For more information, see your user manual or programmer's guide. For a list of obsolescent features, see Appendix A.
The following Fortran 90 features improve previous Fortran features:
Lowercase characters are now allowed in source text. A semicolon can be used to separate multiple statements on a single source line. Additional characters have been added to the Fortran character set, and names can have up to 31 characters (including underscores).
For more information, see Chapter 2.
Intrinsic data types can be specified in a portable way by using a kind type parameter indicating the precision or accuracy required. There are also new intrinsic functions that allow you to specify numeric precision and inquire about precision characteristics available on a processor.
Procedure arguments can be made optional and keywords can be used when calling procedures, allowing arguments to be listed in any order.
For more information, see Chapter 8.
Fortran 90 provides additional keywords for the OPEN and INQUIRE statements. It also permits namelist formatting, and nonadvancing (stream) character-oriented input and output.

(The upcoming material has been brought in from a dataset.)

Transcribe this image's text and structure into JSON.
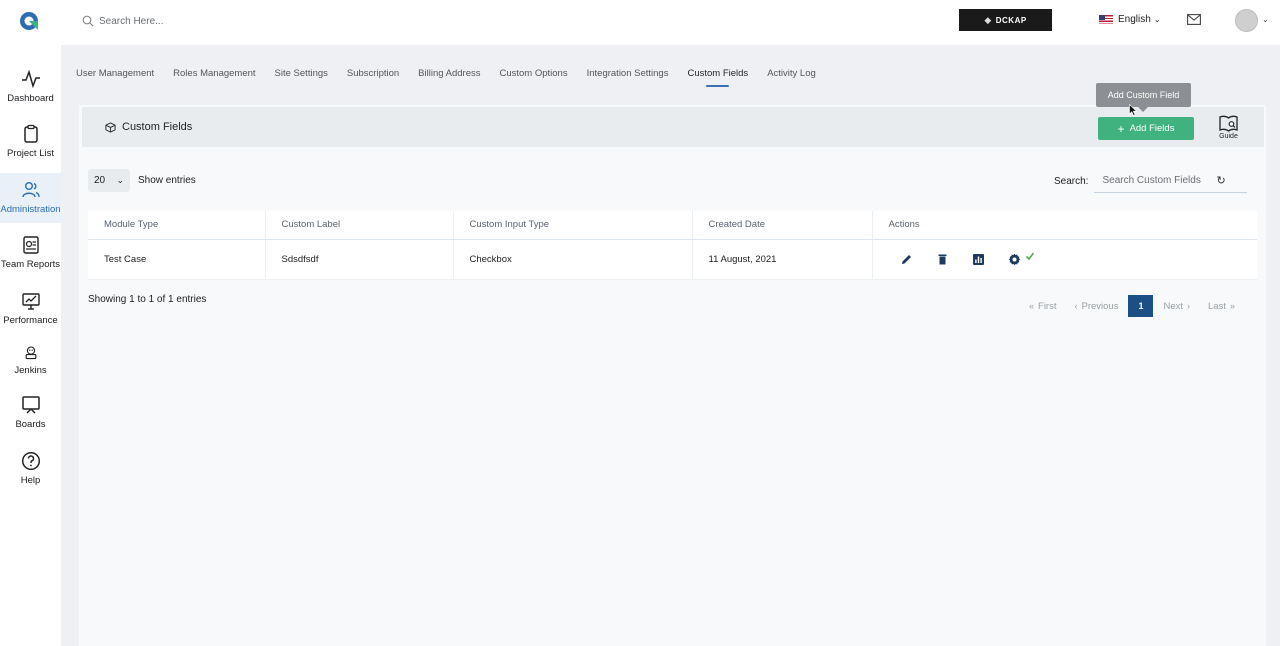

Fortran 90 provides a new control construct (CASE) and improves the DO construct. The DO construct can now use CYCLE and EXIT statements, and can have additional (or no) control clauses (for example, WHILE). All control constructs (CASE, DO, and IF) can now be named.
For more information, see Chapter 7.
Fortran 90 provides many more intrinsic procedures than existed in FORTRAN 77. Many of these new intrinsics support mathematical operations on arrays, including the construction and transformation of arrays. New bit manipulation and numerical accuracy intrinsics have been added.
For more information, see Chapter 9.
The following specification statements are new in Fortran 90:
Fortran 90 lets you specify attributes (such as PARAMETER, SAVE, and INTRINSIC) in type declaration statements, as well as in specification statements.
For more information, see Section 5.1.
These concepts were implicit in FORTRAN 77, but they are explicitly defined in Fortran 90. In FORTRAN 77, the term scoping unit applies to a program unit, but Fortran 90 expands the term to include internal procedures, interface blocks, and derived-type definitions.
For more information, see Chapter 16.